How many lines in the data that follows contain the word "this"? Only that number is needed.

§

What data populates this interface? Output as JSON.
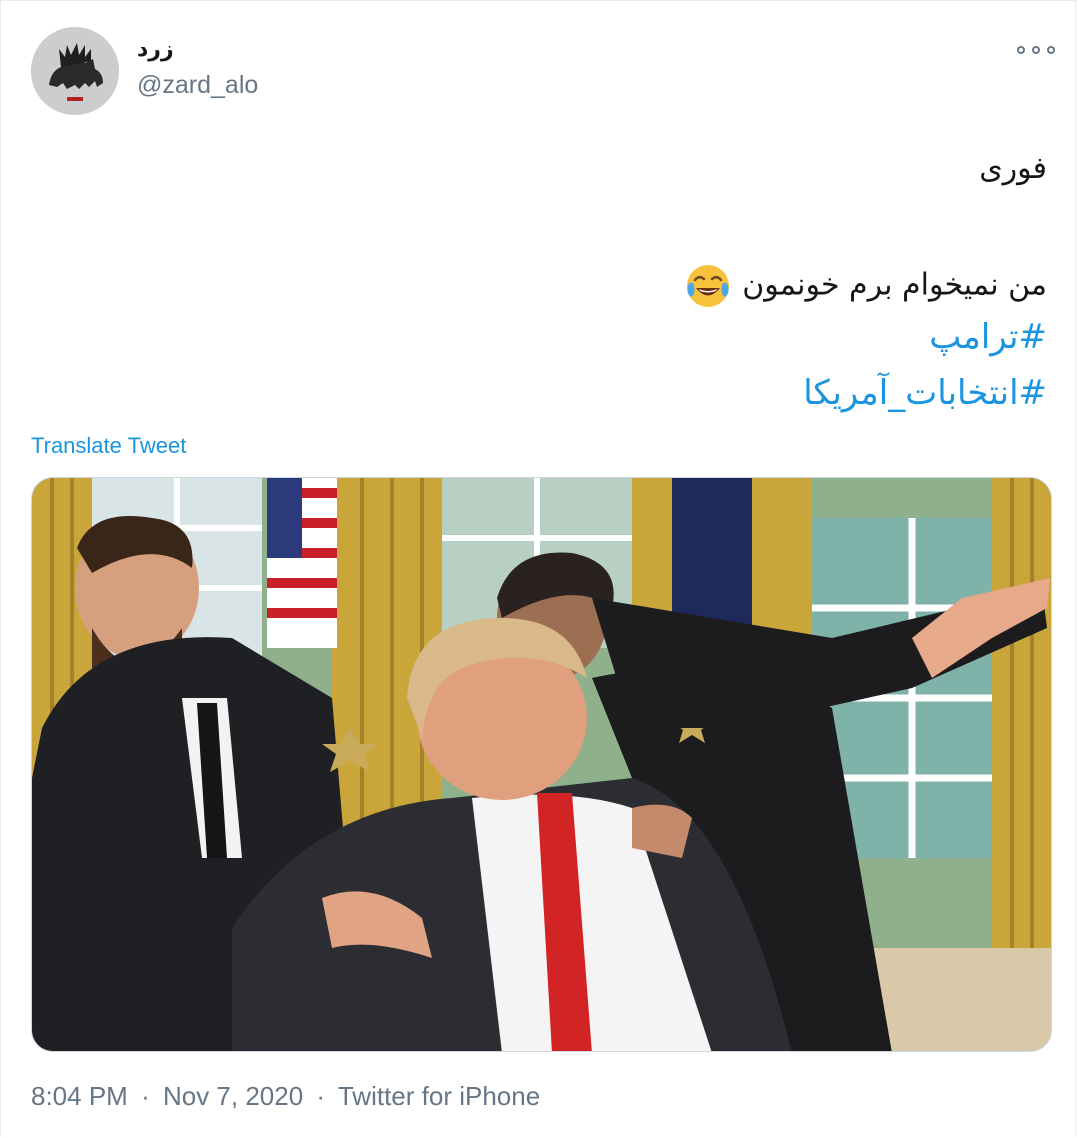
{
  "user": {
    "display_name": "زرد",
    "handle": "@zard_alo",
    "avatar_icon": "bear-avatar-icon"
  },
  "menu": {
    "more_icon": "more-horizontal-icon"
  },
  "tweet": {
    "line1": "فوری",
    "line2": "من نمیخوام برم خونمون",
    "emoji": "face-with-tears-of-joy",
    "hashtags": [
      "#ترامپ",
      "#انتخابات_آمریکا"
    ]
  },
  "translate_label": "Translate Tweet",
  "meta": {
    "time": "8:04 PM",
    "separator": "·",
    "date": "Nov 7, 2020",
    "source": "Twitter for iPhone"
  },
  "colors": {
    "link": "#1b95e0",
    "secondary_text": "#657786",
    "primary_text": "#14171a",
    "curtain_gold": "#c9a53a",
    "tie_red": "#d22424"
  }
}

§

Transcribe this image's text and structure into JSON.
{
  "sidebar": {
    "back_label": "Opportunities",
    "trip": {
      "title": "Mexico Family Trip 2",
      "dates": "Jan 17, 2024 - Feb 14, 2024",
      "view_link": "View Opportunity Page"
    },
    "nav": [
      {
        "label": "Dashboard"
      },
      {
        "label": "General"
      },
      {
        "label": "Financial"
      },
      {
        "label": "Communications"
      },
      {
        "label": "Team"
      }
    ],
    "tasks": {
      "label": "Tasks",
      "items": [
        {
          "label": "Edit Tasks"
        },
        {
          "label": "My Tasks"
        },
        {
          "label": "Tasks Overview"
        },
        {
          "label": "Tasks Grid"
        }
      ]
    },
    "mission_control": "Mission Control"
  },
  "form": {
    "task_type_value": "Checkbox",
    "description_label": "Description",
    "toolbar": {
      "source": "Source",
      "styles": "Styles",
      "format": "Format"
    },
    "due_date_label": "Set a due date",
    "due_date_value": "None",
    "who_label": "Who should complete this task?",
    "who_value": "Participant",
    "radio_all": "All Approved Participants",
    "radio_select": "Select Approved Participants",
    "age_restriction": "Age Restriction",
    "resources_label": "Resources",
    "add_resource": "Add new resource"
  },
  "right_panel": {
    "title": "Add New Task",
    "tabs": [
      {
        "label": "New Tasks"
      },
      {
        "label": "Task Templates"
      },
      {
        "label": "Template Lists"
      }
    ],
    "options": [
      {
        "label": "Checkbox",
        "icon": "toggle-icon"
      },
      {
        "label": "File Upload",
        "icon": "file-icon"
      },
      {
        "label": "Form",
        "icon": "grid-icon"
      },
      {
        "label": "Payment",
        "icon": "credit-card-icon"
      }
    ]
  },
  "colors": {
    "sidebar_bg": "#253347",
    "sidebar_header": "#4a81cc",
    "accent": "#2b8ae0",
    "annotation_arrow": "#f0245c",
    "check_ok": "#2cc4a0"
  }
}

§

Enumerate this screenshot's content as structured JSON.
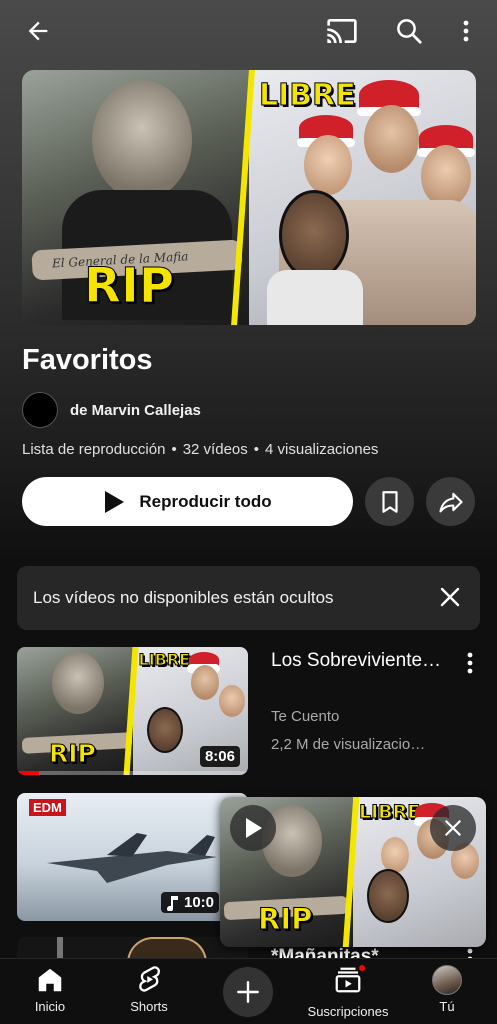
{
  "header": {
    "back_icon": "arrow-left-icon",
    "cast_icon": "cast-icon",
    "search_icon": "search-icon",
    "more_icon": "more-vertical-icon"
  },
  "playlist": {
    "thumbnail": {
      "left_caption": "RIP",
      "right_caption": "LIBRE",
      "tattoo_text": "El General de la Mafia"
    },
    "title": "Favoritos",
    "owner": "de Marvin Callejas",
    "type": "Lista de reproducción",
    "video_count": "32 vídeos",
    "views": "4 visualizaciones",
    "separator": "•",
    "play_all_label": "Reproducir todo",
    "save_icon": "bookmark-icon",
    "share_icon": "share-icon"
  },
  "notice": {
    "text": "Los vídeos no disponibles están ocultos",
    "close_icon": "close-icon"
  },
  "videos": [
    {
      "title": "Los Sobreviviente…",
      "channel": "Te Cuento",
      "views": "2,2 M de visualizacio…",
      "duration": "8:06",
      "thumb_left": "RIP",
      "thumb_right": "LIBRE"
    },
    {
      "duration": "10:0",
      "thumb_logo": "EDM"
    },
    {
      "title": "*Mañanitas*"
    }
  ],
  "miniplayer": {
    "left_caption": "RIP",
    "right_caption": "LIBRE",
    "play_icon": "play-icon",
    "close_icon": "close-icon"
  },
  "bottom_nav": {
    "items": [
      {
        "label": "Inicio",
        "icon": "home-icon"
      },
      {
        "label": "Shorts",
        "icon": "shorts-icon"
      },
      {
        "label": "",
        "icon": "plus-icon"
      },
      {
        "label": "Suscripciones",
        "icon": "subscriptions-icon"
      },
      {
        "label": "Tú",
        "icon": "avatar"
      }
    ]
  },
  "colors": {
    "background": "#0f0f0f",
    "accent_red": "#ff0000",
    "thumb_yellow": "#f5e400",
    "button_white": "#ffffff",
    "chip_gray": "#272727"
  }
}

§

#### Response to the task:
4